US20130253405A1 (en) 2002-04-08 2013-09-26 Glaukos Corporation Ocular implant systems
US20130253404A1 (en) 2002-04-08 2013-09-26 Glaukos Corporation Ocular implant systems
US9301875B2 (en) 2002-04-08 2016-04-05 Glaukos Corporation Ocular disorder treatment implants with multiple opening
US20050271704A1 (en) 2002-04-08 2005-12-08 Hosheng Tu Injectable glaucoma implants with multiple openings
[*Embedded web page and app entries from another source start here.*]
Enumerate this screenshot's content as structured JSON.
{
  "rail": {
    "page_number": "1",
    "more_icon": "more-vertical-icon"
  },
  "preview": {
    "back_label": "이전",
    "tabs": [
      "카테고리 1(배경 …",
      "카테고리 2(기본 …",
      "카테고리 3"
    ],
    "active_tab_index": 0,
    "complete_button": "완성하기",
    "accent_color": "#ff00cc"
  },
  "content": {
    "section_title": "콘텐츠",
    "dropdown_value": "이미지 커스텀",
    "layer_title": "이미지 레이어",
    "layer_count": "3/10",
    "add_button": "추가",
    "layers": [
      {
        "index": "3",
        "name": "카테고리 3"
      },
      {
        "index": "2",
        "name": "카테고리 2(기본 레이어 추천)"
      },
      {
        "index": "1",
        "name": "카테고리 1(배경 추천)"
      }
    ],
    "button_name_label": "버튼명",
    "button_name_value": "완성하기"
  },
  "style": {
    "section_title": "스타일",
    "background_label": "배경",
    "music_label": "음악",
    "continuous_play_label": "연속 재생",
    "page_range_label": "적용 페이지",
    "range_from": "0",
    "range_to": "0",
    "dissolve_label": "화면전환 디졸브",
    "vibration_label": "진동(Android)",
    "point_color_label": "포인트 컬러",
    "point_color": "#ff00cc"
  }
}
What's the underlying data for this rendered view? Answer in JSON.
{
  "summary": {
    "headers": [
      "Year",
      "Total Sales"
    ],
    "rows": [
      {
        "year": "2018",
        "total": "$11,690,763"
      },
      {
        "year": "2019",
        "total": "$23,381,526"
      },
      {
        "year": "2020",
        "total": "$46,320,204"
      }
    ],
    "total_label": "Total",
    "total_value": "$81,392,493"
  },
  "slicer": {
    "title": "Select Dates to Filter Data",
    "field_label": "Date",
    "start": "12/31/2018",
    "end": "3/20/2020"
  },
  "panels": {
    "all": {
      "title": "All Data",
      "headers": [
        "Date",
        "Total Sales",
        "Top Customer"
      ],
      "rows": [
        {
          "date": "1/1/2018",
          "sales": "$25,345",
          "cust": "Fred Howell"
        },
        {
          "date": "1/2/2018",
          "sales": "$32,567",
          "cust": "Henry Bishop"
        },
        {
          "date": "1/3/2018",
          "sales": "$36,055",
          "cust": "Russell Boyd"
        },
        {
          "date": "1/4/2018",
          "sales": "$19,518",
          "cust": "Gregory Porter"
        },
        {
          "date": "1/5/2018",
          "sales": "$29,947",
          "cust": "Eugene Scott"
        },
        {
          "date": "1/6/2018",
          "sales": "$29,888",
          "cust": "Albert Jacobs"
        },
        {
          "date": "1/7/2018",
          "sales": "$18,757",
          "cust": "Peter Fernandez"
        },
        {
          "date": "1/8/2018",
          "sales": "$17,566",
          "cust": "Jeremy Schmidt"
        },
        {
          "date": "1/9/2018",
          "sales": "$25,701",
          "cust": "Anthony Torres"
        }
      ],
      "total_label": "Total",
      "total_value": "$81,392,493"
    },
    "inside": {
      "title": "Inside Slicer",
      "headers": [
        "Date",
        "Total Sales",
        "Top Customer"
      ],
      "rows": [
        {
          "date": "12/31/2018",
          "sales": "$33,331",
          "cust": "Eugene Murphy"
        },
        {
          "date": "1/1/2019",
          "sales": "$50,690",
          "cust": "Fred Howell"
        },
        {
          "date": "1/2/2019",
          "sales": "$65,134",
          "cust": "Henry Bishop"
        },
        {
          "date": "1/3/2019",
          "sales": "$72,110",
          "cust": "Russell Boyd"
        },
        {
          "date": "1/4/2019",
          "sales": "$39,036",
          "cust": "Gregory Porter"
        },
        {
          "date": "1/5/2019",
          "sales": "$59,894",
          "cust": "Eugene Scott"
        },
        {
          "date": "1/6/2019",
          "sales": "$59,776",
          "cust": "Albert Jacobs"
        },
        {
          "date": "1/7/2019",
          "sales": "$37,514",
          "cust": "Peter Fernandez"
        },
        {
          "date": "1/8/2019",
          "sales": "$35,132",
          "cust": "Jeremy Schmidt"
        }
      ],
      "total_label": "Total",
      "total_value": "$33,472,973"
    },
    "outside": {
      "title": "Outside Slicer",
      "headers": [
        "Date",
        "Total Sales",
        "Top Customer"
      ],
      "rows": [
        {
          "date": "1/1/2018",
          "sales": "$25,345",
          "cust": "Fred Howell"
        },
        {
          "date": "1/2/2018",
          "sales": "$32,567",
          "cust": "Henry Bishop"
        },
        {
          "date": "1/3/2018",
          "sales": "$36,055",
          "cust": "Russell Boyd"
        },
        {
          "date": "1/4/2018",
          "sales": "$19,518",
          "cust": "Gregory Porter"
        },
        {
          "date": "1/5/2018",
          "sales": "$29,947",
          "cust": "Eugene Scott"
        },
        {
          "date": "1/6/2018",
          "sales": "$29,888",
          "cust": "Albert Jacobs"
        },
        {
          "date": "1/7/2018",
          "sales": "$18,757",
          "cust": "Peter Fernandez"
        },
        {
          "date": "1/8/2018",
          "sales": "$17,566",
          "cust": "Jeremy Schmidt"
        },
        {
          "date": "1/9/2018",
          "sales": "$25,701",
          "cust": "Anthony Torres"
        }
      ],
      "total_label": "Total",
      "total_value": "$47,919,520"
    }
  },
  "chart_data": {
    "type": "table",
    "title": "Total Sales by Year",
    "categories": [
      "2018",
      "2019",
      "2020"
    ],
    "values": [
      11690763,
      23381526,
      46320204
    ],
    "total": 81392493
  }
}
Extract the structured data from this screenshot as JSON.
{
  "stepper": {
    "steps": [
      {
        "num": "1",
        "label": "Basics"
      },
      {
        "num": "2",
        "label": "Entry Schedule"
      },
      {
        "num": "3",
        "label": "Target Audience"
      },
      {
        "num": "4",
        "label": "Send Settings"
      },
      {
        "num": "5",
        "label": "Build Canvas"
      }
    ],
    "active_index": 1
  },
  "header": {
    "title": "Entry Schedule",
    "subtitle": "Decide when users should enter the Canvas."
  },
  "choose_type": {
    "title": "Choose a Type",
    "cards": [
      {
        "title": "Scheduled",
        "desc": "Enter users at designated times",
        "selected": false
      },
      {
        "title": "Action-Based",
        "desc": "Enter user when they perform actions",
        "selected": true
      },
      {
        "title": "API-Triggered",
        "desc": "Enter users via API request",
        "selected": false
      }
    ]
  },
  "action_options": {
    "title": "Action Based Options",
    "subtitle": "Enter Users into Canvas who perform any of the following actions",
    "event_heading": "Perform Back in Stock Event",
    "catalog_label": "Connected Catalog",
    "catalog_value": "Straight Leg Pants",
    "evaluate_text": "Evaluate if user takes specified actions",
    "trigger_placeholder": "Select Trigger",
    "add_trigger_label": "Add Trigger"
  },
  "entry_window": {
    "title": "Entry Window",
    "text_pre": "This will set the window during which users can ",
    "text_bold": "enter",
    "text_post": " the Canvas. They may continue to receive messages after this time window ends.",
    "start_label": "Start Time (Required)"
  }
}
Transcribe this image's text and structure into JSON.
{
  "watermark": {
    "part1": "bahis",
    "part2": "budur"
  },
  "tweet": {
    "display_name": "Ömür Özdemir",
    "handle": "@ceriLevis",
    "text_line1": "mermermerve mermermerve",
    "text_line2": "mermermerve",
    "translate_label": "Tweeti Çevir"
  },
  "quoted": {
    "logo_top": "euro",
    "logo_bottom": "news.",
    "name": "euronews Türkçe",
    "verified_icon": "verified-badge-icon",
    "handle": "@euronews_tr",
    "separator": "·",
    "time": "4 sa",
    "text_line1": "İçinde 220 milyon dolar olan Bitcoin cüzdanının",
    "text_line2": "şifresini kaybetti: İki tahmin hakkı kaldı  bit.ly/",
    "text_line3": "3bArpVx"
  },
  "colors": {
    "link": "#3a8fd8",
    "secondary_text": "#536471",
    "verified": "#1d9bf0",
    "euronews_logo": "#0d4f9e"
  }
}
US7431710B2 (en) 2002-04-08 2008-10-07 Glaukos Corporation Ocular implants with anchors and methods thereof
US20070276316A1 (en) 2002-04-08 2007-11-29 Glaukos Corporation Devices and methods for glaucoma treatment
US20040147870A1 (en) 2002-04-08 2004-07-29 Burns Thomas W. Glaucoma treatment kit
US20040102729A1 (en) 2002-04-08 2004-05-27 David Haffner Devices and methods for glaucoma treatment
US7879001B2 (en) 2002-04-08 2011-02-01 Glaukos Corporation Devices and methods for treatment of ocular disorders
US7867186B2 (en) 2002-04-08 2011-01-11 Glaukos Corporation Devices and methods for treatment of ocular disorders
US9597230B2 (en) 2002-04-08 2017-03-21 Glaukos Corporation Devices and methods for glaucoma treatment